Nicolas Achten is a visiting professor at the University of East Anglia and at the Flanders Operastudio.

Purcell - An Evening Hymn



"straw and order"





right next to old houses with Renaissance facades....

...being stuck in a rural traffic jam!





11h – 12H15 – 15h – 16h15 – 17h30 


Bettina PAHN, soprano
Tini MATHOT, piano forte

HAYDN : Cupido - Die Verlassene - Die zu späte Ankunft der Mutter ZELTER : Beruhigung - Neue Liebe, neues Leben - Abendlied MOZART: Rondo in la mineur, KV511 - Andante - Komm, liebe Zither, komm, KV351 - Des kleinen Friedrichs Geburtstag, KV529 - Als Lusie die Briefe ihres ungetreuen - Liebhabers verbrannte, KV520 - Sehnsucht nach dem Frühlinge, KV 596

Mozart - Komm liebe Zither komm...

Summer Pastoral
by Francois Boucher, 1749

Abendlied Mozart - Rondo KV511

The Lied with piano originated in the 18th Century;
in Berlin, based on poems written by Goethe for Zelter
and in Vienna with Mozart and Haydn.
If Mozart thought of them as simple happy pieces,
we regard them as small works of genial inspiration.


Carl Friedrich Zelter

Carl Friedrich Zelter, 1758 - 1832

As a composer, Carl Friedrich Zelter is best known for his Lieder,
particularly those that are settings of poems by his close friend Johann Wolfgang von Goethe.
But Zelter's greatest contribution may have been as a music educator:
he was a key figure in the movement to establish public-supported music instruction in Germany.

Zelter was born on December 11, 1758, in Berlin. He showed musical talent as a child, teaching himself to play piano, violin, and other instruments; nevertheless, he prepared for a career as a mason, like his father. At the age of 14 he became a master mason and four years later took control of his father's masonry business. That same year (1787) he married. read more    here










...hundreds of years old tombstones.....



11h – 12H15 – 15h – 16h15 – 17h30

Jean-Miguel ARISTIZABAL, clavecin
Thibaut ROUSSEL, théorbe
Mathilde VIALLE, violoncelle

MARAIS Livre III, suite en la mineur
Livre IV, suite d’un goût étranger
Livre II, Le Tombeau pour Monsieur Sainte-Colombe

Marin Marais's work marks the apotheosis of composition for the viola da gamba.
This programme brings together works from the most moving of the répertoire,
being among the Tombeau pour Monsieur de Sainte-Colombe or La Reveuse.


Marin Marais (31 May 1656, Paris – 15 August 1728, Paris)
was a French composer and viol player.
He studied composition with Jean-Baptiste Lully, often conducting his operas,
and with master of the bass viol Monsieur de Sainte-Colombe for 6 months.
He was hired as a musician in 1676 to the royal court of Versailles.
He did quite well as court musician,
and in 1679 was appointed "ordinaire de la chambre du roy pour la viole", a title he kept until 1725.

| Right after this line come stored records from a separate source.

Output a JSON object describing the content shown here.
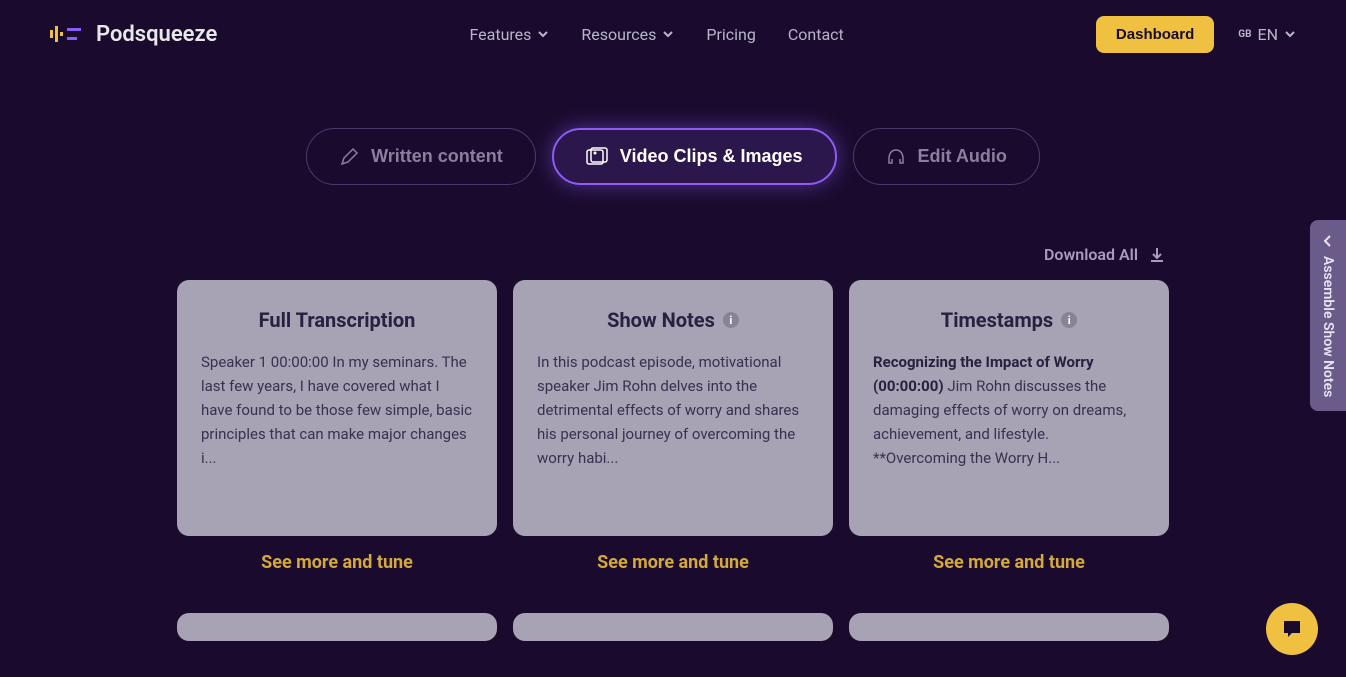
{
  "header": {
    "logo_text": "Podsqueeze",
    "nav": {
      "features": "Features",
      "resources": "Resources",
      "pricing": "Pricing",
      "contact": "Contact"
    },
    "dashboard_btn": "Dashboard",
    "lang_code": "GB",
    "lang_text": "EN"
  },
  "tabs": {
    "written": "Written content",
    "video": "Video Clips & Images",
    "audio": "Edit Audio"
  },
  "download_all": "Download All",
  "cards": [
    {
      "title": "Full Transcription",
      "body": "Speaker 1 00:00:00 In my seminars. The last few years, I have covered what I have found to be those few simple, basic principles that can make major changes i...",
      "see_more": "See more and tune",
      "has_info": false
    },
    {
      "title": "Show Notes",
      "body": "In this podcast episode, motivational speaker Jim Rohn delves into the detrimental effects of worry and shares his personal journey of overcoming the worry habi...",
      "see_more": "See more and tune",
      "has_info": true
    },
    {
      "title": "Timestamps",
      "body_bold": "Recognizing the Impact of Worry (00:00:00)",
      "body_rest": " Jim Rohn discusses the damaging effects of worry on dreams, achievement, and lifestyle. **Overcoming the Worry H...",
      "see_more": "See more and tune",
      "has_info": true
    }
  ],
  "side_tab": "Assemble Show Notes",
  "info_char": "i"
}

He was a master of the basse de viol, and the leading French composer of music for the instrument.
He wrote five books of 'Pièces de viole' (1686-1725) for the instrument, generally suites with basso continuo.
These were quite popular in the court, and for these he was remembered in later years as
he who "founded and firmly established the empire of the viol" (Hubert Le Blanc, 1740).
His other works include a book of Pièces en trio (1692) and four operas (1693-1709),  
Alcyone (1706) being noted for its tempest scene.
 read more  here



A demain....with 

the CONCERT DE CLOTURE in St. Astier

  Baroque music at the court of Louis XIV, Versailles.